Example: I can’t believe Tiffany is a teenager already! She had her first summer fling with a boy from summer camp but thankfully it wasn’t too serious. I’m not prepared for her growing up so fast!
6. ‘A fair-weathered friend’
At first glance, it seems that this phrase is positive, because fair weather means good weather, but appearances are deceiving. A fair-weathered friend is someone who is only friends with you when you are doing well. However, if you get into trouble or things go badly for you, this person will not stand by you.
Example: I thought he was a great friend but he’s really just a fair-weather friend.
7. ‘Hotter than Dutch love’
This expression translates as “hotter than Dutch love. It is believed that this expression comes from Calvinism. It is said that the Dutch followers of Calvinism were very passionate with each other behind closed doors. So this expression means very hot days in summer, but it is also used to describe a hot partnership. You will hear it often in New York or Pennsylvania.
Example: How hot is it? Hotter than Dutch love.
8. ‘Chasing rainbows’
Chasing rainbows literally means “chasing rainbows”, but probably the German term “nach den Sternen greifen” fits better at this point. Someone who “chases rainbows” is trying to achieve something seemingly impossible. This term is mostly used for naive people, but maybe sometimes we should all try a little bit more to chase the rainbows.
Example: I know you want to be famous, but I think you should stop chasing rainbows and get an office job.
9. ‘Social butterfly’
A person is described as a social butterfly if he/she is very social and open. Social butterflies have no problem making friends in a new group and can adapt to different people – just like real butterflies.

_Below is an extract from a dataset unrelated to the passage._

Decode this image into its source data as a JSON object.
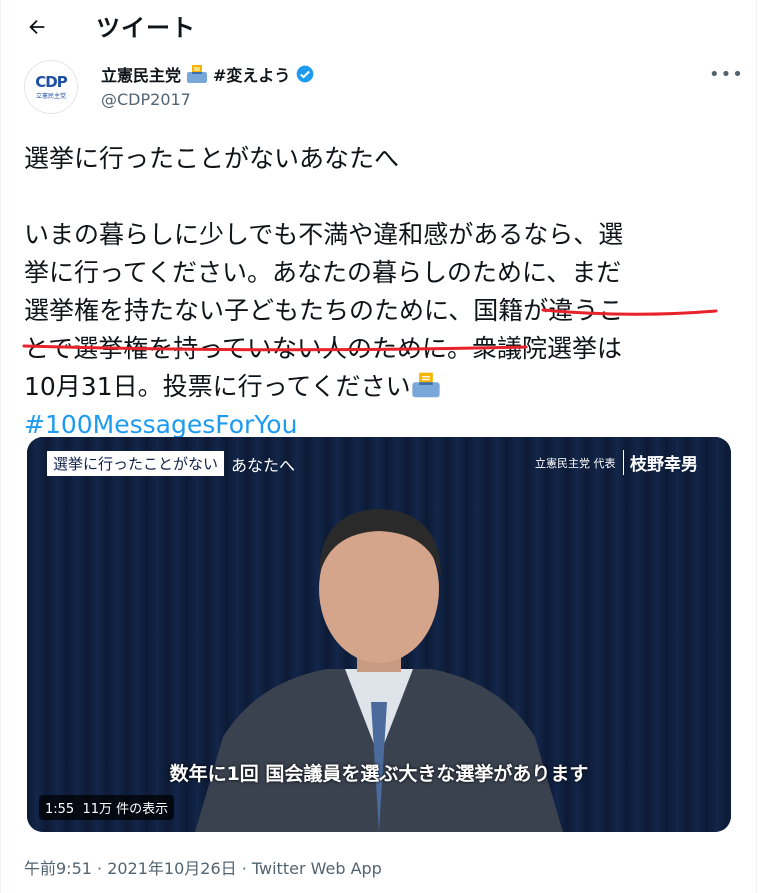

The downside, however, can be that these individuals have a hard time making deeper friendships because they care about multiple friendships at once.
Example: She’s a true social butterfly and loves parties and social events.
10. ‘One swallow doesn’t make a summer’
This expression is about swallows. It could be seen again and again that some swallows returned from their African winter quarters as early as March, and so it is said that one swallow does not yet mean that summer is here, if one wants to express that just because one good thing has happened, it does not necessarily mean that good thing will continue to happen.
Example: A lot of things went right for us this year, but one swallow does not make a summer.
Time to practice! Fill in the blanks with the correct idiom about summer.
- I know you want to become an actor but I think you should _______________ and get an office job.
- I was hit by an accident and was hoping my friend Jenny to help me, but she is really just a _______________.
- We got a big order from Sweden this morning. Things are getting better but _______________ , so I don’t want to be too optimistic.
- They were only together on their holiday and drifted apart shortly after, it was just a _______________!
- During the _______________, I always plan a long vacation to the cooler climes of the mountains.
- She loved to entertain and was a real _______________.
- It is impossible to run a large symphony orchestra _______________ or to run good opera cheaply.
- Visitors can _______________ in our garden by the pool, after having lunch on our terrace.
- Watching that game was so stressful—I was like a cat _______________ the whole time!
- The weather that week was _______________. It exceeded all records of previous heatwaves.
- Stop chasing rainbows.
- A fair-weather friend
- One swallow doesn’t make a summer.
- Summer fling.
- Dog days of summer.
- Social butterfly.
- On a shoestring.
- Soak up the sun.
- A cat on a hot tin roof.
- Hotter than Dutch love.
Do you want to learn more seasonal idioms? Read about spring idioms, winter idioms, and autumn idioms.